> TASK INSTRUCTIONS: The lines you need are those holding the word "JSON"; pull them from the material.

--*--

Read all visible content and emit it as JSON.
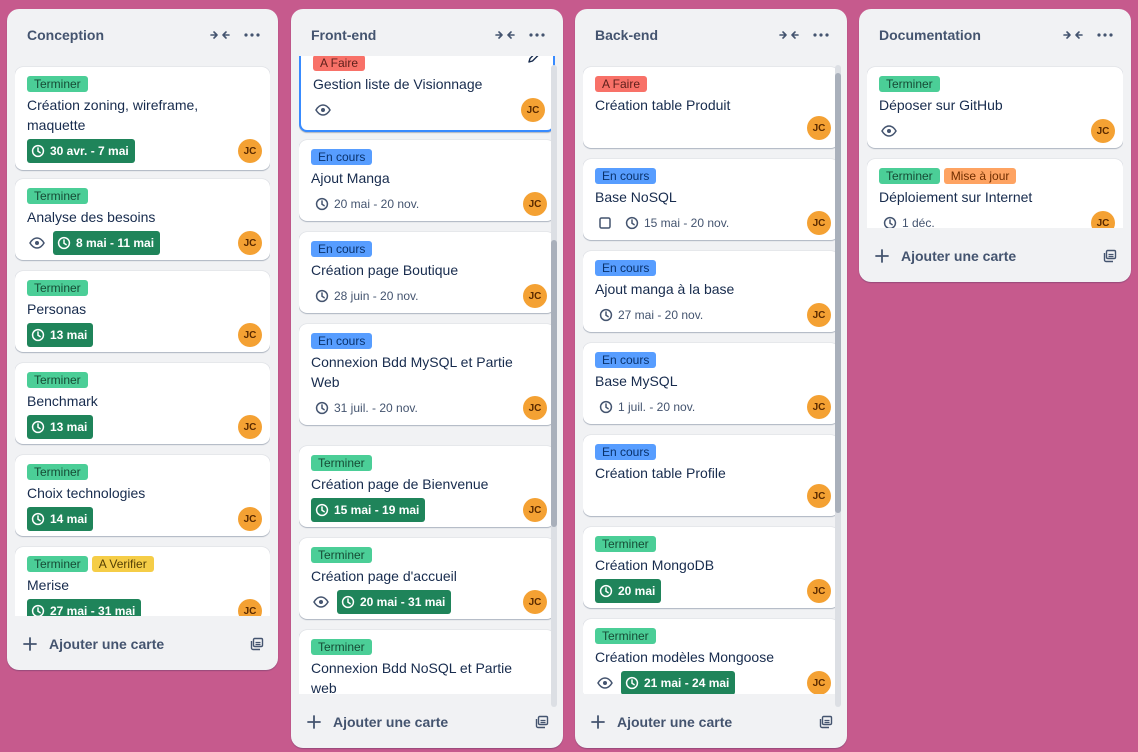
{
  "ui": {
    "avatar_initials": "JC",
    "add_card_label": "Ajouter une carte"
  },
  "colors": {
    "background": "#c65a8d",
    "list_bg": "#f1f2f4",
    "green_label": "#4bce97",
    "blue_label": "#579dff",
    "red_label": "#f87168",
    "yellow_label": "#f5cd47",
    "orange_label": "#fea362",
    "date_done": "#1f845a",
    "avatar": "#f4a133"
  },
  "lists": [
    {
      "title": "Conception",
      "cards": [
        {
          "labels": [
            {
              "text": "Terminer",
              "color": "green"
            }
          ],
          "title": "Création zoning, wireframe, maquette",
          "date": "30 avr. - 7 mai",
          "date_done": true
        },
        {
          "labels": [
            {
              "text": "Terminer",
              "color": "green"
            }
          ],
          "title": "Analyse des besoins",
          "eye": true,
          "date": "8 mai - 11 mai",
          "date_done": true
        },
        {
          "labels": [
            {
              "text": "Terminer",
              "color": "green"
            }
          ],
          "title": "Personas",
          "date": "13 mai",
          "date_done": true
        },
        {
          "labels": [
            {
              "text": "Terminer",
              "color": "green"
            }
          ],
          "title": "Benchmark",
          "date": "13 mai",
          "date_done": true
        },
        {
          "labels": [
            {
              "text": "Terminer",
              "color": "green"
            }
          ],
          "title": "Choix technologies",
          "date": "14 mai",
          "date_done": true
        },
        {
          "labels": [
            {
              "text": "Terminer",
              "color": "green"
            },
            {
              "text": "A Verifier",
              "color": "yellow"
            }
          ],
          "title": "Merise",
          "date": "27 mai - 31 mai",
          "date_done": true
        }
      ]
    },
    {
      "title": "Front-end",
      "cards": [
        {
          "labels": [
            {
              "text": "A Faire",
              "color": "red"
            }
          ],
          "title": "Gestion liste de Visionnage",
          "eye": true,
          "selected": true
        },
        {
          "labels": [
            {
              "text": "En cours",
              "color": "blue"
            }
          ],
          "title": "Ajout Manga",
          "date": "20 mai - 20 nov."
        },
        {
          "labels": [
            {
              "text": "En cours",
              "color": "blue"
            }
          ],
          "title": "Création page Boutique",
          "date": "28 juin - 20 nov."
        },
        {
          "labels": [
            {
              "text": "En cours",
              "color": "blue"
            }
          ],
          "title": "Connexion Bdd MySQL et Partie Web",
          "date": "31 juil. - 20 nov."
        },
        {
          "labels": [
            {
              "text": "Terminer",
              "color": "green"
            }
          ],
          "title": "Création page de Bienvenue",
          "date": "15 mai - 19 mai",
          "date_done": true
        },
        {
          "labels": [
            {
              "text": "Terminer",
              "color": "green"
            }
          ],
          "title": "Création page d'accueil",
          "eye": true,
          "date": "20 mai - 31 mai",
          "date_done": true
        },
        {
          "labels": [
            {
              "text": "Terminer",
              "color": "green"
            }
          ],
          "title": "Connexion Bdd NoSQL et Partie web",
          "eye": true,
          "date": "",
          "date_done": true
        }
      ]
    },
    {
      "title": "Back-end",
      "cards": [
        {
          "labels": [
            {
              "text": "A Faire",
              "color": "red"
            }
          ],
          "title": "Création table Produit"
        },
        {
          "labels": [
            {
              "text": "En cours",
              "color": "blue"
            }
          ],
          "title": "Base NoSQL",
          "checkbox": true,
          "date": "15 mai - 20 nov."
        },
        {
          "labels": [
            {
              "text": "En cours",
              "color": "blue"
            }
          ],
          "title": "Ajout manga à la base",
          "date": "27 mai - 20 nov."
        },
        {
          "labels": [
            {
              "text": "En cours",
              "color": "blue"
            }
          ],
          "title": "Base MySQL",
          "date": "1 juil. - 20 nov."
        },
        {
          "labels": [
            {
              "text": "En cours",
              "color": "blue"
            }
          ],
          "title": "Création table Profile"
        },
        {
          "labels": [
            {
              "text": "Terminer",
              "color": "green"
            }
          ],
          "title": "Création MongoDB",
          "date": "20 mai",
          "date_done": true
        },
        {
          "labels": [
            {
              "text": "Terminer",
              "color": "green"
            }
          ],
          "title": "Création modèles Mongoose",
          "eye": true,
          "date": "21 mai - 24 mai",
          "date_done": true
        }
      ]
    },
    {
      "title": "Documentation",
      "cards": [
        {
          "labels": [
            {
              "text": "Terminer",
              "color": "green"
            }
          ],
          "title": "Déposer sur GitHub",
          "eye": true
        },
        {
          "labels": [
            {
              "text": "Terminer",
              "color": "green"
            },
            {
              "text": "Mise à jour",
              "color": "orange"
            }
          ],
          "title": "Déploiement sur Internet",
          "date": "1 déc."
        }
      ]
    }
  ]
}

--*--

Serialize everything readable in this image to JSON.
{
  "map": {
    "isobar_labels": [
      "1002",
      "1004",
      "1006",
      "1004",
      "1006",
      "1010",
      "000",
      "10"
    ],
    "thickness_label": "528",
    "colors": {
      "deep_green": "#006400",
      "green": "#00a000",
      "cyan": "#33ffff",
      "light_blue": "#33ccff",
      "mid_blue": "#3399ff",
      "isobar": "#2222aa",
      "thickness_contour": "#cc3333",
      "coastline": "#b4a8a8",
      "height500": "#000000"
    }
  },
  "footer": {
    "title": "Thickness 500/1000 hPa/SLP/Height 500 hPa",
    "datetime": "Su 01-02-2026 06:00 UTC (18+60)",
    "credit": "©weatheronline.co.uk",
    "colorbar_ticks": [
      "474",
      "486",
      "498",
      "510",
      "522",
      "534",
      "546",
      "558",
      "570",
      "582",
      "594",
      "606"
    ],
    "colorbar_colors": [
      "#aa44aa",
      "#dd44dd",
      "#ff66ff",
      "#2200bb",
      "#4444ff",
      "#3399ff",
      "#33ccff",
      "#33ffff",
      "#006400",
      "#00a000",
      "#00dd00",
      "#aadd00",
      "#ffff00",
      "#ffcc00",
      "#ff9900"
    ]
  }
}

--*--

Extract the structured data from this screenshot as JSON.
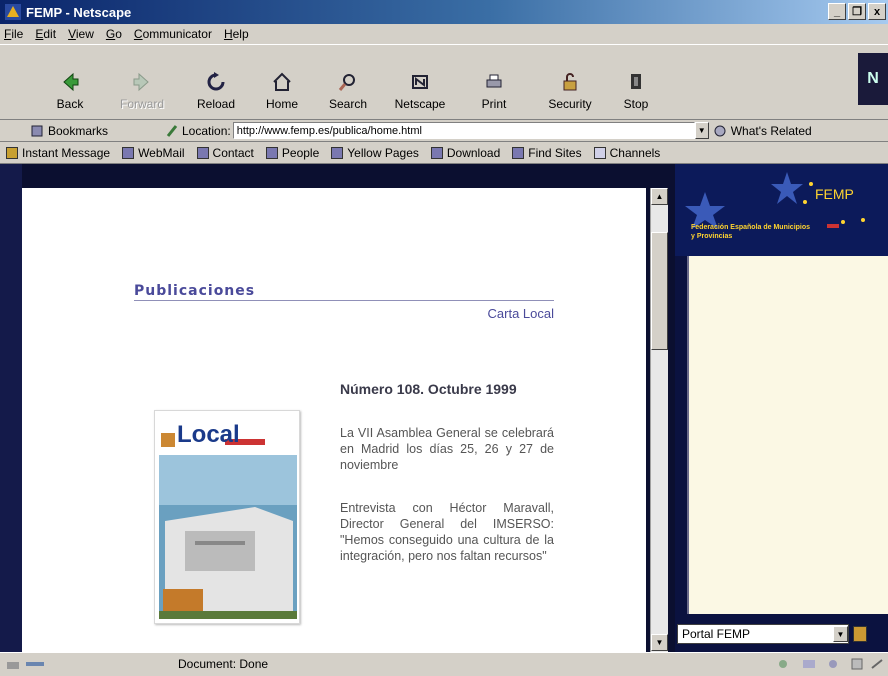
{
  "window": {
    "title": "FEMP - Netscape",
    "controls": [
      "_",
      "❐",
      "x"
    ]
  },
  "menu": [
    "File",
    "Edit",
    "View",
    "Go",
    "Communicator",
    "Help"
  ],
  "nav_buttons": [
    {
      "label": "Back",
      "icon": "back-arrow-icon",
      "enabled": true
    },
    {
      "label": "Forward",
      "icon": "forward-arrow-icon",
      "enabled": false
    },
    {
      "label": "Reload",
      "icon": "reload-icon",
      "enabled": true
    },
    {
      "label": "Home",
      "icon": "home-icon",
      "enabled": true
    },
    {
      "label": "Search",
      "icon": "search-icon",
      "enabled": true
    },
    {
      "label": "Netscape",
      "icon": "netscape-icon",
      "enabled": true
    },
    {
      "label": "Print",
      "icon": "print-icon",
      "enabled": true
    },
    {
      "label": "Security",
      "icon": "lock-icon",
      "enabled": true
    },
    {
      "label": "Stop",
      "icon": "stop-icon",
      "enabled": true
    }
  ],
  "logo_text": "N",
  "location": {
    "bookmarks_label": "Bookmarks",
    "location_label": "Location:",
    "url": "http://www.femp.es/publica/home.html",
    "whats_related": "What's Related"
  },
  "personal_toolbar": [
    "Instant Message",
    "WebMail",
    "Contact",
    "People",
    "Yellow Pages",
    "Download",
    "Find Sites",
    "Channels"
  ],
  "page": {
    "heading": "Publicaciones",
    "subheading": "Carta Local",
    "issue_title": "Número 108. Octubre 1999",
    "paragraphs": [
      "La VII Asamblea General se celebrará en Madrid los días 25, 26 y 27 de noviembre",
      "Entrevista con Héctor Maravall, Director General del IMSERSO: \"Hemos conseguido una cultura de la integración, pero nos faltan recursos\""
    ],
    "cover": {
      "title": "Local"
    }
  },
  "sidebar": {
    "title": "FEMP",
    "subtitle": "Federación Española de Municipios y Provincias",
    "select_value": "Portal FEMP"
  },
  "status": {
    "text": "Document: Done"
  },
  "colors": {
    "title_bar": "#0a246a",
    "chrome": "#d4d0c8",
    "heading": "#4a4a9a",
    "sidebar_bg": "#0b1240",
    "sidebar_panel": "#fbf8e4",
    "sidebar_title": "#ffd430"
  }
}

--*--

> ANSWER BOX:
Read all visible content and emit it as JSON.
Serialize everything readable in this image to JSON.
Extract the structured data from this screenshot as JSON.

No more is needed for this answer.